What you will do:
Each line below should be quoted exactly, please.

Material to process:
● ● ● ● ● ● ●

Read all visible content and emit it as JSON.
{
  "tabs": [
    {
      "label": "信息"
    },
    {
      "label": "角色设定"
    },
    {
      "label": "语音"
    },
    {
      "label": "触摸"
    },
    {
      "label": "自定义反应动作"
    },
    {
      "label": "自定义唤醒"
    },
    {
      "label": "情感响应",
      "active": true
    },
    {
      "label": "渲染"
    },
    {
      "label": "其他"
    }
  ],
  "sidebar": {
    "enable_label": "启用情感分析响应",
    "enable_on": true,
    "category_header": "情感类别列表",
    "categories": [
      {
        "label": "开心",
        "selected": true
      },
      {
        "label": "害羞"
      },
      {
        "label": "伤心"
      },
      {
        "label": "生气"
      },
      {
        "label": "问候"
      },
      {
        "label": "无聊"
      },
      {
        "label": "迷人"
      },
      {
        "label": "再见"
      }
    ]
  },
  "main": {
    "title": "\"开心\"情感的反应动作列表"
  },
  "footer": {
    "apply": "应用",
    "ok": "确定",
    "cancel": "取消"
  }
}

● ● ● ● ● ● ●

Solution to this problem:
Read all visible content and emit it as JSON.
{
  "tabs": [
    {
      "label": "信息"
    },
    {
      "label": "角色设定"
    },
    {
      "label": "语音"
    },
    {
      "label": "触摸"
    },
    {
      "label": "自定义反应动作"
    },
    {
      "label": "自定义唤醒"
    },
    {
      "label": "情感响应",
      "active": true
    },
    {
      "label": "渲染"
    },
    {
      "label": "其他"
    }
  ],
  "sidebar": {
    "enable_label": "启用情感分析响应",
    "enable_on": true,
    "category_header": "情感类别列表",
    "categories": [
      {
        "label": "开心",
        "selected": true
      },
      {
        "label": "害羞"
      },
      {
        "label": "伤心"
      },
      {
        "label": "生气"
      },
      {
        "label": "问候"
      },
      {
        "label": "无聊"
      },
      {
        "label": "迷人"
      },
      {
        "label": "再见"
      }
    ]
  },
  "main": {
    "title": "\"开心\"情感的反应动作列表"
  },
  "footer": {
    "apply": "应用",
    "ok": "确定",
    "cancel": "取消"
  }
}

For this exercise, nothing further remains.